Of course, when it comes to good nursing, preparation is everything. There are a number of potential routes into nursing — most prospective nurses will complete a Bachelor of Science in Nursing (BSN) program, while accelerated BSN (ABSN) programs are also available for students who already have a non-nursing bachelor’s degree.
In each case, nurses receive a thorough grounding in all aspects of providing basic medical care, as well as clinical experience. At Rockhurst University in Kansas, for example, graduates emerge with a sophisticated understanding of the essential theories, concepts and skills required in professional nursing, with a particular focus on key concepts such as aging, health promotion, and restoration. In addition, students have the opportunity to focus on topics such as maternal health and prepare to meet the nursing needs of childbearing and childrearing families.

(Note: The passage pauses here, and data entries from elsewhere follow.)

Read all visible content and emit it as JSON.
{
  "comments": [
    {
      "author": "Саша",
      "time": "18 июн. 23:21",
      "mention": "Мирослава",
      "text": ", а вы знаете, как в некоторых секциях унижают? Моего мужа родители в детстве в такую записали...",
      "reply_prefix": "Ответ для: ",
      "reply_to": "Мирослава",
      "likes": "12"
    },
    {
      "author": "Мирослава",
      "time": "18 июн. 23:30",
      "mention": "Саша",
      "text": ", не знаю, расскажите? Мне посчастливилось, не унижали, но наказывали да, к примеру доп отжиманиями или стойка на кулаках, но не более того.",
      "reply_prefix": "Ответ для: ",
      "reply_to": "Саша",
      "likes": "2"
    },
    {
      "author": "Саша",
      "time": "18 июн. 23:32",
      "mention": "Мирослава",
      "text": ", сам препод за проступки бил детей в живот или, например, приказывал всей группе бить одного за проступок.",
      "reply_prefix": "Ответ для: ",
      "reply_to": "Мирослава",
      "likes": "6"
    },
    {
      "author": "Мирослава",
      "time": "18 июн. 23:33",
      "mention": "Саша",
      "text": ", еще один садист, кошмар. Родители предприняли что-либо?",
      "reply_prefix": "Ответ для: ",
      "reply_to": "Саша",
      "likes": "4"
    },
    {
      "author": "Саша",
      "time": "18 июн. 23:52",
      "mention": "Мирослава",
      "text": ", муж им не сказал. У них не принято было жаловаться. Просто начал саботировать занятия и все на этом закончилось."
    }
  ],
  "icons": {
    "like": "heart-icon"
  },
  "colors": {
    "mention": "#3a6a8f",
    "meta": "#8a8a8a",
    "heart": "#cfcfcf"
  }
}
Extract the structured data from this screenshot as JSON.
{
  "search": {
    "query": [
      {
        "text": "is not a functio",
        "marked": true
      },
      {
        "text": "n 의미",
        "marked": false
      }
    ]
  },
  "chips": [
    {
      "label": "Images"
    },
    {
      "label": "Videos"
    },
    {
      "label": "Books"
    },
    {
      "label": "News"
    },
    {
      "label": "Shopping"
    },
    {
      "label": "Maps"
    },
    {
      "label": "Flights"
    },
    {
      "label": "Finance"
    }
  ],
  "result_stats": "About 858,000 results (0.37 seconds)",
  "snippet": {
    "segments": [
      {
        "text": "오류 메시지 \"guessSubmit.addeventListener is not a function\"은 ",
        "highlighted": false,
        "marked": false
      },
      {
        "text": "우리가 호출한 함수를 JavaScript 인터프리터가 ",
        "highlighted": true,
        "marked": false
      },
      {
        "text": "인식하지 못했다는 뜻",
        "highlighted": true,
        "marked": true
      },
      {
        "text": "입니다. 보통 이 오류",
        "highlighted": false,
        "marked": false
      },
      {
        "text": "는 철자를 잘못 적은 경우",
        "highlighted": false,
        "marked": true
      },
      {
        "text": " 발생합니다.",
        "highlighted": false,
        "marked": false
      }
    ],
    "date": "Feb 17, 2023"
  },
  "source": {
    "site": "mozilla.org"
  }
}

There is also an option to complete the course online, something that ensures a higher degree of flexibility compared to on-campus degrees — perfect for students who have significant work or family commitments to accommodate. Furthermore, working conditions for nurses are, in many cases, very positive. The salary of nurses in Idaho or other states where nurses are in high demand and housing costs are not as high as in the larger cities, nurses can enjoy a particularly high standard of living. There is also a wide range of career pathways available, from primary care in hospitals to outpatient or consultancy work, as well as opportunities for leadership and management positions.
Finding the Right Pathway
Of course, graduate nurses will still have much to learn, and experience is a vital part of the process. Often, fresh graduates are greatly aided by more experienced colleagues through either informal discussions or structured mentoring programs, while peer-to-peer communication is also an important source of support. Lifelong learning also plays an important role — the very best nurses tend to take an open, inquisitive approach to their work, and take the time to continuously improve their knowledge and abilities through further training, private reading or attending conferences and meetings in their chosen field of expertise.
Nurses who do choose to work in maternity and neonatal care, in particular, are certainly taking on a great level of responsibility. As a result, they need to be not only highly empathetic and excellent communicators, but also reliable, dedicated and extremely well-prepared for the challenge. Yet there can be no doubt that helping babies come into the world is one of the most challenging and important callings that a person can choose. For this reason, becoming a nurse in maternity and neonatal care will continue to be one of the most sought-after, rewarding and well-respected professions in the US.